Visiting sacred spaces is primarily associated with learning in religious education where young people engage with living religions and meet members of faith communities to learn about their beliefs, rituals of worship and celebrations.
However, such activities may also be part of local geography or history fieldwork, with churches in particular traditionally being the focal point of a village or town and providing evidence of the local population through registers of births, marriages and burials.
Apart from places of worship for different Christian denominations (e.g. Methodist or Baptist churches, or a Salvation Army citadel), mandirs, mosques and gurdwaras mark religious, geographical and historical changes in the local area and in the use of buildings, with, for instance, a fire station becoming a gurdwara or a church becoming in turn, a synagogue and a mosque.

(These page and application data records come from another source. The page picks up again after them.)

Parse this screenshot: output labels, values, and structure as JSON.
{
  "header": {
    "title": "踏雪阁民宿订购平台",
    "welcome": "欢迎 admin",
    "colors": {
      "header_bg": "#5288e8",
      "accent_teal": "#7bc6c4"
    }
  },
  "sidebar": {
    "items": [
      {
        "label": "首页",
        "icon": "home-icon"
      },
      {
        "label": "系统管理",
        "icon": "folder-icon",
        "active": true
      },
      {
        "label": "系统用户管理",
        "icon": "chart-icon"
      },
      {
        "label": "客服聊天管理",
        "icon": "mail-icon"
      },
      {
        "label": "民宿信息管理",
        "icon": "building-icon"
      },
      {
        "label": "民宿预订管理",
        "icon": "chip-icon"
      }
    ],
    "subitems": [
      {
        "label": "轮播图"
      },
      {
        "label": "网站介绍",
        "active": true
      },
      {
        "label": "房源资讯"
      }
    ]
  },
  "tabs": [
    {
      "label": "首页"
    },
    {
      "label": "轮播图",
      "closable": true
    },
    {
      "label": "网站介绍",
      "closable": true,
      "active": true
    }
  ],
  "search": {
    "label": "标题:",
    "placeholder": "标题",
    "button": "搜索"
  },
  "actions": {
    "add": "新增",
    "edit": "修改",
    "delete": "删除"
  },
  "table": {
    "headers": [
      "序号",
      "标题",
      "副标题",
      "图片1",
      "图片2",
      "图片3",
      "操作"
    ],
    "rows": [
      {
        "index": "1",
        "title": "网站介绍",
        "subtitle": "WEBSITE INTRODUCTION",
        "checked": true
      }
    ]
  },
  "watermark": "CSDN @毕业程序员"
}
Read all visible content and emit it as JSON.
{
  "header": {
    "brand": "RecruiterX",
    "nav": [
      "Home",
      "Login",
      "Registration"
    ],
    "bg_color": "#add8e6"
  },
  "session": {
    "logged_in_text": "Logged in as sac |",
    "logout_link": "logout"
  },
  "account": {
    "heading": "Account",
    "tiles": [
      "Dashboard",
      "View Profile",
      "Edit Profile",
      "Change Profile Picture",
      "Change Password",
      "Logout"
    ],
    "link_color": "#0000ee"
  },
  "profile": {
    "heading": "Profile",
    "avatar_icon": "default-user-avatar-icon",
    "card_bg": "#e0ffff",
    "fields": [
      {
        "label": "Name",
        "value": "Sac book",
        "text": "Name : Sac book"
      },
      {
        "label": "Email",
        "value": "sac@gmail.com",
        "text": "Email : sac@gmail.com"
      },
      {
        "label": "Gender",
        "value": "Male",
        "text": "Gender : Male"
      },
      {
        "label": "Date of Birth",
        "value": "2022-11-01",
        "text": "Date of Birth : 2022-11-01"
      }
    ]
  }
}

Regional and national sites would include cathedrals, many — such as Liverpool, Coventry and Chichester — of architectural and artistic renown, places of pilgrimage such as Canterbury and Walsingham, and religious communities such as the Hindu community at Bhaktivedanta Manor (Watford) or the Samye Ling Tibetan Buddhist Monastery (Eskdalemuir).
‘Sacred spaces’ might also include special exhibitions of religious paintings, icons, religious artefacts or sacred texts, and museums such as the Victoria and Albert Museum in London with its new ‘Islamic Gallery’. Sites such as Glastonbury and Stonehenge would also be included in this category or other places with cultural or spiritual significance can also be visited to explore the nature of faith.
Other examples of sacred spaces also include memorial or peace gardens such as the Beth Shalom Holocaust Memorial and Education Centre in Nottinghamshire.
Download more information about sacred spaces.